Here at Learning Cultures that is certainly what we have had to do.  Offsite courses where people travel and spend time in groups in hotels and other conference spaces has not been on the agenda.  Survival for us has required innovation and a willingness to embrace change.  The answer has been surprisingly simple and has proved hugely successful. Coaching, we thought might prove tricky to deliver online. How wrong we were.

The Zoom coaching courses that we have run over the time of school shutsowns have been a huge success and provide an intimate and structured dimension to one to one and group interaction.  The impact of our training is just as powerful as it has always been and the opportunities for the development of more frequent coaching conversations with the trainer and with other participants means practising coaching skills is readily available, time friendly and outstandingly good value for all. We have broken down the full day we usually host into two sessions of two and a half hours each with a week in between for practice and reflection. It works so well, it is less tiring, more rewarding and more intense in terms of depth of learning.

There is still a place for face to face coaching interaction and learning but it isn’t happening any time soon and coaching is urgently needed as a means of empowering and motivating staff and learners to continue to be a part of a learning culture.
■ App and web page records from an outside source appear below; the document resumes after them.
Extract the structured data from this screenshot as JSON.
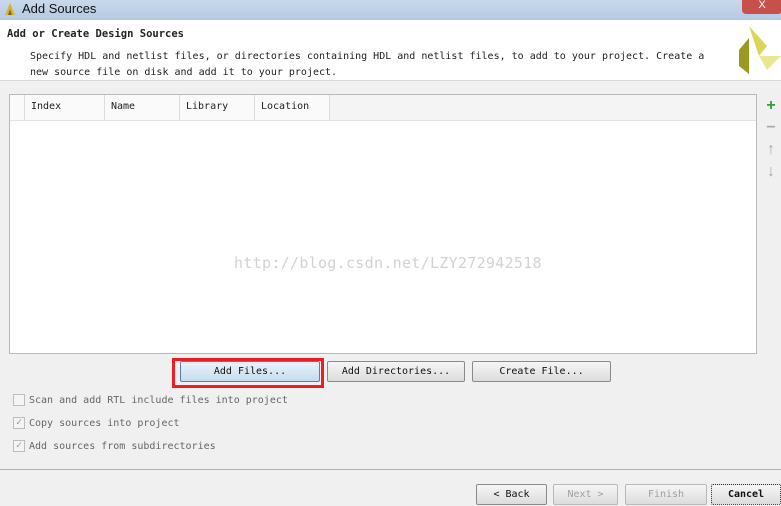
{
  "window": {
    "title": "Add Sources",
    "close_label": "X"
  },
  "header": {
    "title": "Add or Create Design Sources",
    "description": "Specify HDL and netlist files, or directories containing HDL and netlist files, to add to your project. Create a new source file on disk and add it to your project."
  },
  "table": {
    "columns": [
      "Index",
      "Name",
      "Library",
      "Location"
    ],
    "rows": []
  },
  "watermark": "http://blog.csdn.net/LZY272942518",
  "side_toolbar": {
    "icons": [
      "plus-icon",
      "minus-icon",
      "arrow-up-icon",
      "arrow-down-icon"
    ]
  },
  "buttons": {
    "add_files": "Add Files...",
    "add_directories": "Add Directories...",
    "create_file": "Create File..."
  },
  "options": [
    {
      "label": "Scan and add RTL include files into project",
      "checked": false
    },
    {
      "label": "Copy sources into project",
      "checked": true
    },
    {
      "label": "Add sources from subdirectories",
      "checked": true
    }
  ],
  "footer": {
    "back": "< Back",
    "next": "Next >",
    "finish": "Finish",
    "cancel": "Cancel"
  },
  "colors": {
    "highlight": "#ee1c25",
    "plus": "#2ea02e"
  }
}
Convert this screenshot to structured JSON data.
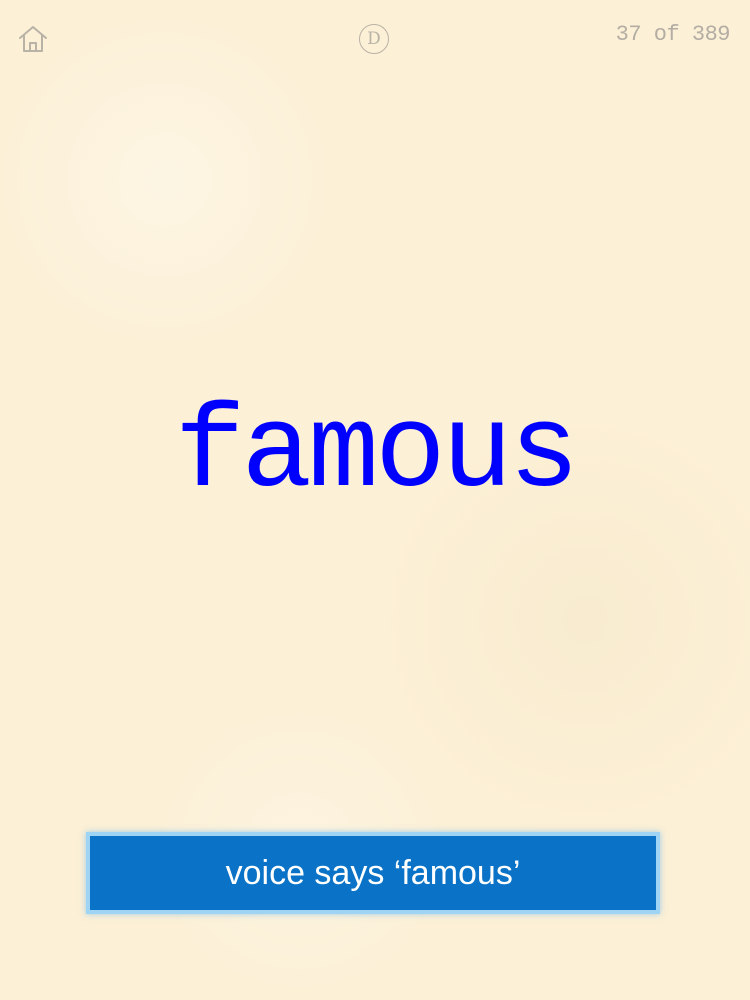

The current coaching courses we have available online through July and August are:-

Have a look on our website at all the other courses we are offering through our Zoom platform. All our Zoom courses are for individuals to work through and currently cost £150.00 + VAT inclusive of both sessions which is a price that is too good to miss out on.

We also have a suite of courses that are now available on a Moodle platform for schools to buy as CPD packages that can be delivered as a whole school INSET, a series of training sessions or twilight sessions across an academic year. Discounted by 30% to £695.00 + VAT they are exceptional value.